Opportunities in Measurement Science

an optical laser setup with a small speck of red light on the lens of one of the optics.
A speck of scattered red light from a HeNe laser used to stabilize the optical path length of the NIST CO2-in-air sample cell.
Credit: A.J. Fleisher/NIST

So, can artifact-free measurements of isotopic composition be made traceable to the new SI? In the field of measurement science, traceability is a term used to describe a continuous chain of measurements and methods that together establish a transparent connection between any one measurement and an agreed-upon standard or reference. As a step in that direction, my colleagues and I have published a paper in Nature Physics that reports a value for the stable carbon isotope ratio in VPDB inferred from accurate, calibration-free optical measurements. The optical measurements, led by guest researcher Hongming Yi during his time at NIST, involved the injection of two probing laser beams into a tabletop sample cell of CO2 in air.

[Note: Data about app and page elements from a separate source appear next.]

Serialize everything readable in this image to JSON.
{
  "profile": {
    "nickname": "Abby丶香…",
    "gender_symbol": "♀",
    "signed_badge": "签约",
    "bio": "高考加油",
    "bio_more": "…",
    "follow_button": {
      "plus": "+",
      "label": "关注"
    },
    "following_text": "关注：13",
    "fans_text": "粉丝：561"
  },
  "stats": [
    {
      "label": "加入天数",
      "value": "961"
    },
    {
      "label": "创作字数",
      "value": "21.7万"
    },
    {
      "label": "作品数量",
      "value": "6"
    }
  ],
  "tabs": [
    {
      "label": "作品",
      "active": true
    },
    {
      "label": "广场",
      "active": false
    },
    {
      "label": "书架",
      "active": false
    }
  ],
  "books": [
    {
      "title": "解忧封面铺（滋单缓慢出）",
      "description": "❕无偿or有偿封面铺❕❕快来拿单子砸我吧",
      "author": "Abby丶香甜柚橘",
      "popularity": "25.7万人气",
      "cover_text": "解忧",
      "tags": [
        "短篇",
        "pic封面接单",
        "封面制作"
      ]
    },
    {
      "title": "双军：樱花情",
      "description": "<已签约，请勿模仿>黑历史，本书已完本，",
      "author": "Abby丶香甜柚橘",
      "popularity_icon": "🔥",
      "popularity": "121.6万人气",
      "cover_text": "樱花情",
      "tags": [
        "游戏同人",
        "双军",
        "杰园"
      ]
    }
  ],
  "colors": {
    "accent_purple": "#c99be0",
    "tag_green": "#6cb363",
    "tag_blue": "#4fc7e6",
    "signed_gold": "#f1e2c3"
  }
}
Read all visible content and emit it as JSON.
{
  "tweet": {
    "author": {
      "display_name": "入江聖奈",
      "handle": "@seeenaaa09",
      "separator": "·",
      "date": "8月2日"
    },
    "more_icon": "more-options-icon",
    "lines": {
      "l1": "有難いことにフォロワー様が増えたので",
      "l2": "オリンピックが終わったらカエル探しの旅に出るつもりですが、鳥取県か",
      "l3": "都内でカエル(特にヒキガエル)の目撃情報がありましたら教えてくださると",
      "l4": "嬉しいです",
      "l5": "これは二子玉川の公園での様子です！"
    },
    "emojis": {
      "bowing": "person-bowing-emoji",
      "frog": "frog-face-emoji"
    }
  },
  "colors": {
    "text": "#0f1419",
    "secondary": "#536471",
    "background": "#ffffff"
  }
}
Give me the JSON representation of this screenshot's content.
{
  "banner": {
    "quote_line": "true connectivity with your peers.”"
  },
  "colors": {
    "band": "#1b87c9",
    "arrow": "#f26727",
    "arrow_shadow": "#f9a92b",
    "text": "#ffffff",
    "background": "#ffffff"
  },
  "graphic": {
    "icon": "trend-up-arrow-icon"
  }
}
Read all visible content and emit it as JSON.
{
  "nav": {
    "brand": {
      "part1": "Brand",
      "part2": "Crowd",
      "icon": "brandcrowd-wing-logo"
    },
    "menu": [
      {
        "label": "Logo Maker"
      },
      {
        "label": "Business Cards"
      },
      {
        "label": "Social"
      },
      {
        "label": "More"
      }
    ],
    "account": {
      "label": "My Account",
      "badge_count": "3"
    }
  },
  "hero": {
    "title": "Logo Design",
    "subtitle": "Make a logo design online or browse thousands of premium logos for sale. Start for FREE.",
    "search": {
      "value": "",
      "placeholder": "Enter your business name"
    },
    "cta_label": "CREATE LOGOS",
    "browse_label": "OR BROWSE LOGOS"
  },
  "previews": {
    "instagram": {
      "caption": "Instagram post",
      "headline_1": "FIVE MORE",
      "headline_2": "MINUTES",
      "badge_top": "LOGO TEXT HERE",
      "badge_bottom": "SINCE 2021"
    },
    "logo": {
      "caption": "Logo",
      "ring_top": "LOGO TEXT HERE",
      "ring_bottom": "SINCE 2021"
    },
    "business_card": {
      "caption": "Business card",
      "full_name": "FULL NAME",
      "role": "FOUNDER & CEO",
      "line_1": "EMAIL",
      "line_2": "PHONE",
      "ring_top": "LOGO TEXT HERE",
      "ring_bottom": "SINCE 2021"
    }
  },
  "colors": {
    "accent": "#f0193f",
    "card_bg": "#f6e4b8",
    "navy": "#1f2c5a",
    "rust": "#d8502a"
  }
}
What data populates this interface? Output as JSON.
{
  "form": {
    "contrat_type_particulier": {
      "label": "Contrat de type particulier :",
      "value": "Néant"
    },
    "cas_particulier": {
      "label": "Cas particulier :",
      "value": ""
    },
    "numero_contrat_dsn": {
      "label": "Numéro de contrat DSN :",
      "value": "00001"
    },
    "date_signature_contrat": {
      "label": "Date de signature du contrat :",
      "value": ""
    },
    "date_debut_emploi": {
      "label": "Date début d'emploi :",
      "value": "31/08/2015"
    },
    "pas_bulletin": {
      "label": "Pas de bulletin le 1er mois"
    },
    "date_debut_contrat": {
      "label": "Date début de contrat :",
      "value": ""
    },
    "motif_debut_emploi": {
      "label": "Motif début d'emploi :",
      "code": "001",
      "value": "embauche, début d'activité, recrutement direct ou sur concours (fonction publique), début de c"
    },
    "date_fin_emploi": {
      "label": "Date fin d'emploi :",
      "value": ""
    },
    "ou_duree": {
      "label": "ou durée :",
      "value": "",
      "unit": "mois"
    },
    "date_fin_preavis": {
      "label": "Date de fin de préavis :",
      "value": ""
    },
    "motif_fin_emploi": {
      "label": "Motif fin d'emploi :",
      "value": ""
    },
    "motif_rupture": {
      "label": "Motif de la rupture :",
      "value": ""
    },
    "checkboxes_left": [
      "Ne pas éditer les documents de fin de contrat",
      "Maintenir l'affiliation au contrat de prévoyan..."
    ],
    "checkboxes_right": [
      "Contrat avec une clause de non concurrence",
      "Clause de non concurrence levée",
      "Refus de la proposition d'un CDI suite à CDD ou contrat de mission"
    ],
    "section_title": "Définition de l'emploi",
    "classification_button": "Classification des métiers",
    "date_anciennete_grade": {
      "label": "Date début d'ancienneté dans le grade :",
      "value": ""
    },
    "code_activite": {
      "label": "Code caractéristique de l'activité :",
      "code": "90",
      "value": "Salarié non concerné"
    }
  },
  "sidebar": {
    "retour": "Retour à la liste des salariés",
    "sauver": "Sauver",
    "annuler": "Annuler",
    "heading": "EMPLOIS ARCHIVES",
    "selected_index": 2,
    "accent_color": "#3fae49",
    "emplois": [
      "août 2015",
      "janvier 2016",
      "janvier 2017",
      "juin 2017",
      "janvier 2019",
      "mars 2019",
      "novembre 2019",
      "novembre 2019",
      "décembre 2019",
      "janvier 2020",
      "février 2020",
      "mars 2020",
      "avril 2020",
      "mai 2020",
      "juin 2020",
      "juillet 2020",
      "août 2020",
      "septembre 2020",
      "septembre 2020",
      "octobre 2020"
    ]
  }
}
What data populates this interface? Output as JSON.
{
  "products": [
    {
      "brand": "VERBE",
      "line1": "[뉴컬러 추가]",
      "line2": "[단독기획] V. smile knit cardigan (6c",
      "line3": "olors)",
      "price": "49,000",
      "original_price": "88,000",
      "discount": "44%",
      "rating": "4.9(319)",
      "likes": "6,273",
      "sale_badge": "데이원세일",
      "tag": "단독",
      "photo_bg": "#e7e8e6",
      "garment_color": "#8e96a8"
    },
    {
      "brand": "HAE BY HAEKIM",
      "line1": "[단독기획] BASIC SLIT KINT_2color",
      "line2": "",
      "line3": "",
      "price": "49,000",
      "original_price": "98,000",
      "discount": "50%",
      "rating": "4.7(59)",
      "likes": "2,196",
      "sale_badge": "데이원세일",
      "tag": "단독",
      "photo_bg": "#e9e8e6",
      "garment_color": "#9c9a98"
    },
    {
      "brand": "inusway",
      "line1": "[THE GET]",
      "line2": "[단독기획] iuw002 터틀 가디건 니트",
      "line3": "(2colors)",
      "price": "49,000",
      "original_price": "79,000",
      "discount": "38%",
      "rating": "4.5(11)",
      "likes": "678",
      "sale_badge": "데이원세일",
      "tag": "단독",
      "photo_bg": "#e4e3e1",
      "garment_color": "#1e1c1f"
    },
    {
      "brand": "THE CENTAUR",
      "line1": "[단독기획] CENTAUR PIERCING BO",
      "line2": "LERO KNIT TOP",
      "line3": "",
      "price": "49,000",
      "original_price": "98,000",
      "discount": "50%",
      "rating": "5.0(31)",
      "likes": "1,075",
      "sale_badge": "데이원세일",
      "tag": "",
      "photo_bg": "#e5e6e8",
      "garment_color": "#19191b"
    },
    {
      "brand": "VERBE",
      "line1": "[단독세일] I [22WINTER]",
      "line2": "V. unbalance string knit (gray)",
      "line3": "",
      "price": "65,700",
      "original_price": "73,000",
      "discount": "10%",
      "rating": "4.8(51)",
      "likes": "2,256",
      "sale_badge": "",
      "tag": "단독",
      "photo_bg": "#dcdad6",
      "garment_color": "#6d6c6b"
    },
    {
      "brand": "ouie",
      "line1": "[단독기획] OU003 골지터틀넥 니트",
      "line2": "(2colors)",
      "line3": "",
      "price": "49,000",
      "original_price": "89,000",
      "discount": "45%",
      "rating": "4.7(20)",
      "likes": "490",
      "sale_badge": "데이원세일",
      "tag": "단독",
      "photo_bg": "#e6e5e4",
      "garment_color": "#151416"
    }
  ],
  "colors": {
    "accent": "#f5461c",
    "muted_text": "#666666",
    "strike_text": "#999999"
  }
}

Using highly reflective, low-loss optics, we were able to create an interaction between our lasers and the carbon dioxide over a distance of many kilometers while keeping the instrument around a meter in size. This increased interaction path length gave us a very precise measurement of the stable carbon isotope ratio in CO2.

Our result agrees well with the values for VPDB derived from other well-calibrated measurement methods, and therefore provides a first independent check on the last several decades of research — dating back to the time of Lowenstam and Urey and their marine sample from that riverbank in South Carolina.

Our work involved collaboration with theoreticians to develop quantum chemistry predictions of the spectroscopic properties of CO2 and was built upon years of prior work to benchmark those predictions against accurate measurements. Abneesh Srivastava, research chemist at NIST, performed state-of-the-art mass spectrometry using an instrument like those found in the most advanced analytical chemistry and forensics laboratories. In addition, our team worked with many other NIST colleagues to use standard reference materials of air with known concentrations of carbon dioxide.

The measurement science community continues to work on the challenge of establishing artifact-free scales. Such scales are applicable to tracking fugitive nuclear emissions caused by nefarious actors, plant decommissioning or industrial accidents. They also have applications in food safety and medicine, including for the real-time tracking of isotopically labeled tracer compounds. Further, the comparison of isotope ratios across both space and time can reveal the origins of our solar system, and potentially the origins of other worlds. For out-of-this-world measurements in cosmochemistry, optical spectroscopy is a convenient choice — with precedent. It was in 1929 that an isotope of carbon was first assigned in an optical emission band of the molecule C2, and subsequent identifications were made in the spectra of distant stars and comets, including spectra of Halley’s comet from its 1910 approach.

For measurements of isotope ratios of the elements, which are important for so many fields, it would be a huge step forward to move beyond calibrating with physical artifacts of limited lifespan that must inevitably be replaced. We aim to devise and disseminate methods that allow for measurements within the framework of the new SI, linking isotopic composition to the fundamental constants of nature. Then, the stability of artifact isotopic composition could be finally tested, improving confidence in isotopic composition scales “for all times, for all people.”